Records provided: Begin

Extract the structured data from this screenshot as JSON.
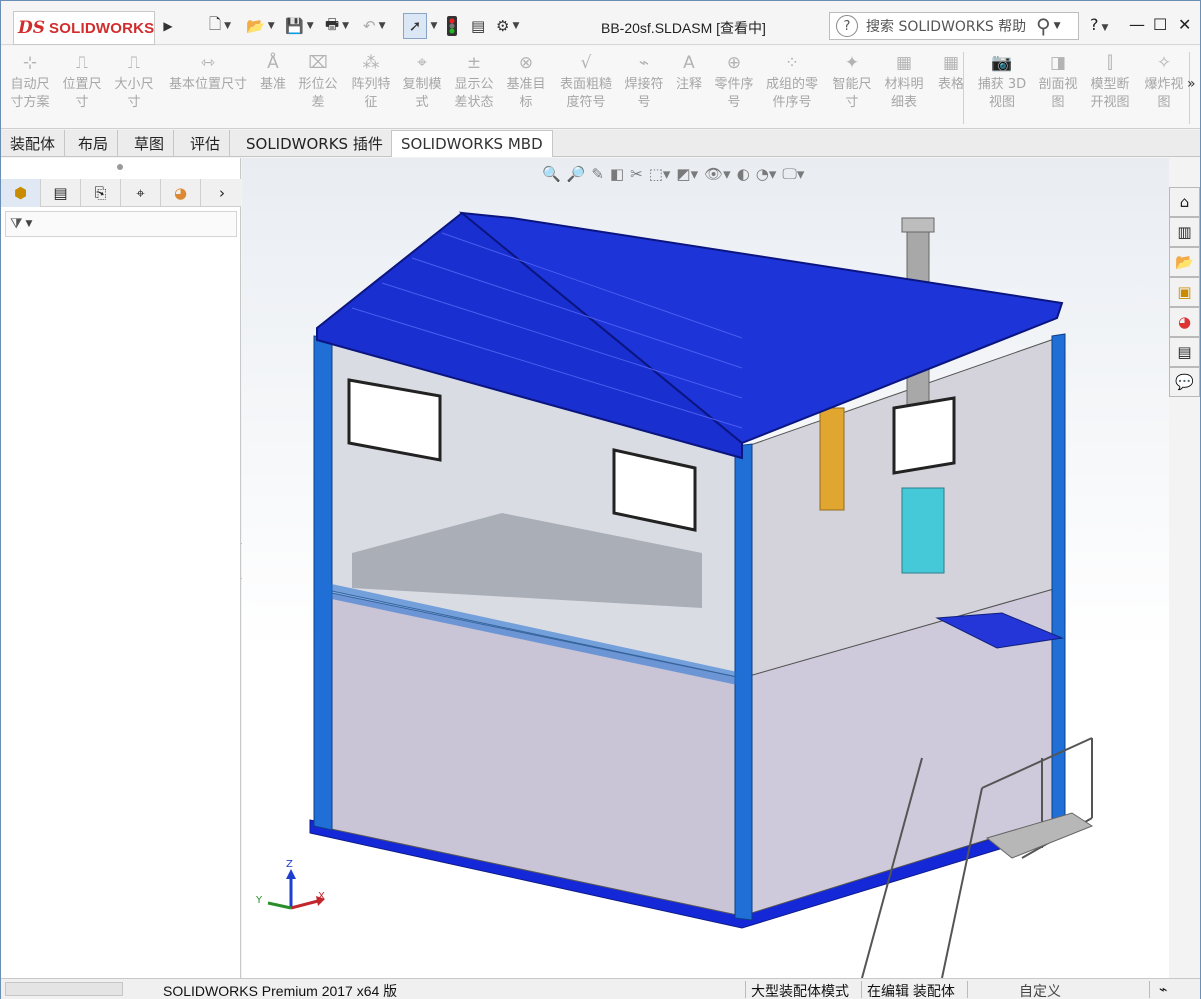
{
  "app": {
    "brand": "SOLIDWORKS",
    "brand_mark": "DS"
  },
  "titlebar": {
    "document_title": "BB-20sf.SLDASM [查看中]",
    "search_placeholder": "搜索 SOLIDWORKS 帮助",
    "help_label": "?"
  },
  "ribbon": {
    "items": [
      {
        "label": "自动尺\n寸方案",
        "icon": "auto-dimension-icon"
      },
      {
        "label": "位置尺\n寸",
        "icon": "location-dimension-icon"
      },
      {
        "label": "大小尺\n寸",
        "icon": "size-dimension-icon"
      },
      {
        "label": "基本位置尺寸",
        "icon": "basic-location-icon"
      },
      {
        "label": "基准",
        "icon": "datum-icon"
      },
      {
        "label": "形位公\n差",
        "icon": "geometric-tolerance-icon"
      },
      {
        "label": "阵列特\n征",
        "icon": "pattern-feature-icon"
      },
      {
        "label": "复制模\n式",
        "icon": "copy-scheme-icon"
      },
      {
        "label": "显示公\n差状态",
        "icon": "show-tolerance-status-icon"
      },
      {
        "label": "基准目\n标",
        "icon": "datum-target-icon"
      },
      {
        "label": "表面粗糙\n度符号",
        "icon": "surface-finish-icon"
      },
      {
        "label": "焊接符\n号",
        "icon": "weld-symbol-icon"
      },
      {
        "label": "注释",
        "icon": "note-icon"
      },
      {
        "label": "零件序\n号",
        "icon": "balloon-icon"
      },
      {
        "label": "成组的零\n件序号",
        "icon": "stacked-balloon-icon"
      },
      {
        "label": "智能尺\n寸",
        "icon": "smart-dimension-icon"
      },
      {
        "label": "材料明\n细表",
        "icon": "bom-icon"
      },
      {
        "label": "表格",
        "icon": "table-icon"
      },
      {
        "label": "捕获 3D\n视图",
        "icon": "capture-3d-view-icon"
      },
      {
        "label": "剖面视\n图",
        "icon": "section-view-icon"
      },
      {
        "label": "模型断\n开视图",
        "icon": "model-break-view-icon"
      },
      {
        "label": "爆炸视\n图",
        "icon": "exploded-view-icon"
      }
    ]
  },
  "tabs": [
    "装配体",
    "布局",
    "草图",
    "评估",
    "SOLIDWORKS 插件",
    "SOLIDWORKS MBD"
  ],
  "active_tab": "SOLIDWORKS MBD",
  "status": {
    "product": "SOLIDWORKS Premium 2017 x64 版",
    "mode": "大型装配体模式",
    "editing": "在编辑 装配体",
    "custom": "自定义"
  },
  "triad": {
    "x": "X",
    "y": "Y",
    "z": "Z"
  },
  "colors": {
    "accent_red": "#d22d2d",
    "frame_blue": "#1f6fd6",
    "roof_blue": "#1a2fd0"
  }
}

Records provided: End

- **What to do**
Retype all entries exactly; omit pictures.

- **Expected output**
Extract the structured data from this screenshot as JSON.
{
  "app": {
    "brand": "SOLIDWORKS",
    "brand_mark": "DS"
  },
  "titlebar": {
    "document_title": "BB-20sf.SLDASM [查看中]",
    "search_placeholder": "搜索 SOLIDWORKS 帮助",
    "help_label": "?"
  },
  "ribbon": {
    "items": [
      {
        "label": "自动尺\n寸方案",
        "icon": "auto-dimension-icon"
      },
      {
        "label": "位置尺\n寸",
        "icon": "location-dimension-icon"
      },
      {
        "label": "大小尺\n寸",
        "icon": "size-dimension-icon"
      },
      {
        "label": "基本位置尺寸",
        "icon": "basic-location-icon"
      },
      {
        "label": "基准",
        "icon": "datum-icon"
      },
      {
        "label": "形位公\n差",
        "icon": "geometric-tolerance-icon"
      },
      {
        "label": "阵列特\n征",
        "icon": "pattern-feature-icon"
      },
      {
        "label": "复制模\n式",
        "icon": "copy-scheme-icon"
      },
      {
        "label": "显示公\n差状态",
        "icon": "show-tolerance-status-icon"
      },
      {
        "label": "基准目\n标",
        "icon": "datum-target-icon"
      },
      {
        "label": "表面粗糙\n度符号",
        "icon": "surface-finish-icon"
      },
      {
        "label": "焊接符\n号",
        "icon": "weld-symbol-icon"
      },
      {
        "label": "注释",
        "icon": "note-icon"
      },
      {
        "label": "零件序\n号",
        "icon": "balloon-icon"
      },
      {
        "label": "成组的零\n件序号",
        "icon": "stacked-balloon-icon"
      },
      {
        "label": "智能尺\n寸",
        "icon": "smart-dimension-icon"
      },
      {
        "label": "材料明\n细表",
        "icon": "bom-icon"
      },
      {
        "label": "表格",
        "icon": "table-icon"
      },
      {
        "label": "捕获 3D\n视图",
        "icon": "capture-3d-view-icon"
      },
      {
        "label": "剖面视\n图",
        "icon": "section-view-icon"
      },
      {
        "label": "模型断\n开视图",
        "icon": "model-break-view-icon"
      },
      {
        "label": "爆炸视\n图",
        "icon": "exploded-view-icon"
      }
    ]
  },
  "tabs": [
    "装配体",
    "布局",
    "草图",
    "评估",
    "SOLIDWORKS 插件",
    "SOLIDWORKS MBD"
  ],
  "active_tab": "SOLIDWORKS MBD",
  "status": {
    "product": "SOLIDWORKS Premium 2017 x64 版",
    "mode": "大型装配体模式",
    "editing": "在编辑 装配体",
    "custom": "自定义"
  },
  "triad": {
    "x": "X",
    "y": "Y",
    "z": "Z"
  },
  "colors": {
    "accent_red": "#d22d2d",
    "frame_blue": "#1f6fd6",
    "roof_blue": "#1a2fd0"
  }
}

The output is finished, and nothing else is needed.